the art of playing
No two instruments are the same. No two players are identical.
As musicians we are individuals. We are expressive. We are creative.
Design in Harmony links good design to the musician based on three simple principles:
- The Aesthetic. Using form and carefully considered materials Design in Harmony brings together instrument and player as a visual entity.
- Functionality. With individuality in mind our seating is designed to suit your posture and playing style.
- Sustainability. Handmade in Scotland, Design in Harmony demonstrates quality and craftsmanship at every turn, using temperate sustainable hardwoods and where possible, British fabrics.
Time and again we end up sitting on mass produced inappropriate seating, perched at the front, swinging forward or slumped at the back.

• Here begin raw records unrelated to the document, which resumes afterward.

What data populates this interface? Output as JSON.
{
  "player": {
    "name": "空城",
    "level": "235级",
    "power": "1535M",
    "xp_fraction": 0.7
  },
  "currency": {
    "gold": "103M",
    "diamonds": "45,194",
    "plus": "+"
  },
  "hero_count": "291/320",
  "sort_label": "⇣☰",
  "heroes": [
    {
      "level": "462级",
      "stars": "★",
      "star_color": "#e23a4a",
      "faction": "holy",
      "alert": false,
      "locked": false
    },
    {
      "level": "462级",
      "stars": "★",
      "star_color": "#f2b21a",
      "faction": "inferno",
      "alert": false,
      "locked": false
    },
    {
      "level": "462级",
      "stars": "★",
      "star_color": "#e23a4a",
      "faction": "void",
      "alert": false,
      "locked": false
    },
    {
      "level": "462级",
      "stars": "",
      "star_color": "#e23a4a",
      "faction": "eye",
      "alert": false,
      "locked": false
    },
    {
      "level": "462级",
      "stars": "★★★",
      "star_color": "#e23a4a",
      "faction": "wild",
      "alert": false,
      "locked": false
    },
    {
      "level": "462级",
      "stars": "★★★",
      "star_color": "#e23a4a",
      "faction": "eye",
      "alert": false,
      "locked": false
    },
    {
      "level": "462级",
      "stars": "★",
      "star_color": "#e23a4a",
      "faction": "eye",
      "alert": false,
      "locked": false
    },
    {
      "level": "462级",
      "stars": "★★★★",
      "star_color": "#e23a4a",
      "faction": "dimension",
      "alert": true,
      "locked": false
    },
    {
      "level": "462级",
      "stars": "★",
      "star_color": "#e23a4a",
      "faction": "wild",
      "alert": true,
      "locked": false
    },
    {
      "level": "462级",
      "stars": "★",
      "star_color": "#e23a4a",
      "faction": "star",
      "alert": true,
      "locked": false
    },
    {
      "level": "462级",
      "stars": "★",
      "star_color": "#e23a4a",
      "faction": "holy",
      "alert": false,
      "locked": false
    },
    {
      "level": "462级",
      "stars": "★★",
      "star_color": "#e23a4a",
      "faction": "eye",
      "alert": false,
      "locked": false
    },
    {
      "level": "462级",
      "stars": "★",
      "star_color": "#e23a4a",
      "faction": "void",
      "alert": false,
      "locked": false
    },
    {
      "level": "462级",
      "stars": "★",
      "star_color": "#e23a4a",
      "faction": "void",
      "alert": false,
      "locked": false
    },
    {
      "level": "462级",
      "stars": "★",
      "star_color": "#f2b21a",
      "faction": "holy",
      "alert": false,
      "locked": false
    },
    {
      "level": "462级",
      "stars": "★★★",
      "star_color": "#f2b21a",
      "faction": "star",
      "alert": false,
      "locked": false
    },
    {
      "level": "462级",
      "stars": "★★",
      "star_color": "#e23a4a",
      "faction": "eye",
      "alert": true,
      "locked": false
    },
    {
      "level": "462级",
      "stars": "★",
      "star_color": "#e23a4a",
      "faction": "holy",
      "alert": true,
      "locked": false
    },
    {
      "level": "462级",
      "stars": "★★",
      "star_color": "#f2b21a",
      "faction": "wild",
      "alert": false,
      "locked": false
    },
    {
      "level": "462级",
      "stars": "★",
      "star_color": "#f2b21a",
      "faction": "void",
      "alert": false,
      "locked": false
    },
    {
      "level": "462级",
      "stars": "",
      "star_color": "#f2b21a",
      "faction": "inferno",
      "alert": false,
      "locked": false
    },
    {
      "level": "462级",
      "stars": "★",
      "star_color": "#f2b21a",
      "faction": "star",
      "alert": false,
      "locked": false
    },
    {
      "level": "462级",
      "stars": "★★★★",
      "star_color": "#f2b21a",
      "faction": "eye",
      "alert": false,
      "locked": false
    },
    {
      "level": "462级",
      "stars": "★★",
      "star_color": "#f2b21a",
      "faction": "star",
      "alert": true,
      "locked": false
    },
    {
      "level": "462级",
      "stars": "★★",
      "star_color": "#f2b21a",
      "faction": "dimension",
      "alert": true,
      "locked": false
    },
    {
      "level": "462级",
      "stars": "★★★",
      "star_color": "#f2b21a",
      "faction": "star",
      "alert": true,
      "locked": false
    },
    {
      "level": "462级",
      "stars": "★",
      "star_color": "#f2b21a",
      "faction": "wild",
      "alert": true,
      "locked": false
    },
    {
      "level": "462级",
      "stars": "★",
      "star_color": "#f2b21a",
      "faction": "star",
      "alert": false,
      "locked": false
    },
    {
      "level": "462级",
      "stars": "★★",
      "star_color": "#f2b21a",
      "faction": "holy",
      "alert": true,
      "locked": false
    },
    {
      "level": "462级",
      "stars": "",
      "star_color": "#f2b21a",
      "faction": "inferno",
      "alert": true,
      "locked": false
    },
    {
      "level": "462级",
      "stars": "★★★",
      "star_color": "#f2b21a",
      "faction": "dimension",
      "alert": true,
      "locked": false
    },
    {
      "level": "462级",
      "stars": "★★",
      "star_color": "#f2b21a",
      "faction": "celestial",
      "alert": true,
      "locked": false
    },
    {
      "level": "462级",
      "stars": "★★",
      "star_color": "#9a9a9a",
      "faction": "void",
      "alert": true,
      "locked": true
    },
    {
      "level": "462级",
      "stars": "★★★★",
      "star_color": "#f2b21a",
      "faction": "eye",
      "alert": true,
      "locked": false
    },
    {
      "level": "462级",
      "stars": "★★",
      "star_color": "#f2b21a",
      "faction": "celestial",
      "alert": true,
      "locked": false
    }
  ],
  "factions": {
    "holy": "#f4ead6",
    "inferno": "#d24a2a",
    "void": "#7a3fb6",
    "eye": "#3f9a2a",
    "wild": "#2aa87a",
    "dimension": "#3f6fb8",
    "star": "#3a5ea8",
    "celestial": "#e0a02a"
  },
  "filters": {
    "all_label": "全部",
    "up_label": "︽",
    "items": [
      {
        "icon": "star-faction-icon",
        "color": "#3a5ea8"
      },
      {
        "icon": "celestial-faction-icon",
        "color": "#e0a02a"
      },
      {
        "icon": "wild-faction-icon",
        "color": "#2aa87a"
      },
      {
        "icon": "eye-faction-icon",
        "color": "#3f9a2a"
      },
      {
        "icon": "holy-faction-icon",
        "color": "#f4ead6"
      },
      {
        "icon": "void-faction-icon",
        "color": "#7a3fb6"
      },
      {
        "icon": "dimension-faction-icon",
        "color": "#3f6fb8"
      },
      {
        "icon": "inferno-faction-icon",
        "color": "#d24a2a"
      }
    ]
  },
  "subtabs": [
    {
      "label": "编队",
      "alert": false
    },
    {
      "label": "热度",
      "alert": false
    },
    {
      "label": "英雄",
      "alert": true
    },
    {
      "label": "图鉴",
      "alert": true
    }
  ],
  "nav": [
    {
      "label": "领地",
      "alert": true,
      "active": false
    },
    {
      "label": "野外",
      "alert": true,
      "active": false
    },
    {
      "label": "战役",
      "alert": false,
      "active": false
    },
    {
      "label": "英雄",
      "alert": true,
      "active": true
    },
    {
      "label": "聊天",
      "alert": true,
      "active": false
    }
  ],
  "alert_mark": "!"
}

This seating often looks unattractive alongside our instrument and it often fails to suit the natural posture we want for playing.
What is the right seat for you?
You are an individual and what is right for you is what is comfortable, encourages a natural posture and allows free movement. From our experience we have found that players who like to perch on the front edge of a chair like the tilted top of the Harmony seat. Those who prefer to sit more deeply on a chair and carry their weight through their bodies, for example when operating pedals on a piano or a pedal harp, the Concerto bench is the seat for you.
Over the past 50 years much research has been done to find the optimum seated position for many activities within the work environments. In a recent research paper “The Seated Musician; Furniture Design and its Effect on Performance and Health”, author David Brothers from the College of Architecture and Design at the New Jersey Institute of Technology specifically examines the ergonomics for musicians in research that supports the tilted Harmony seat design that we have developed. In essence paper concludes that optimum posture is achieved by resting the feet flat on the floor and sitting upright to allow normal concave curvature of the back, or lumbar lordosis.
It is important that whichever seat you prefer to use you feel well supported and able to move freely on it. To quote David Brothers “It is universally agreed that a good understanding of playing posture is directly linked to exceptional instrument control and mastery. What is less understood is the influence of chair design on the ability to achieve these goals” We put good design first.
Heather Downie – performer and tutor RCS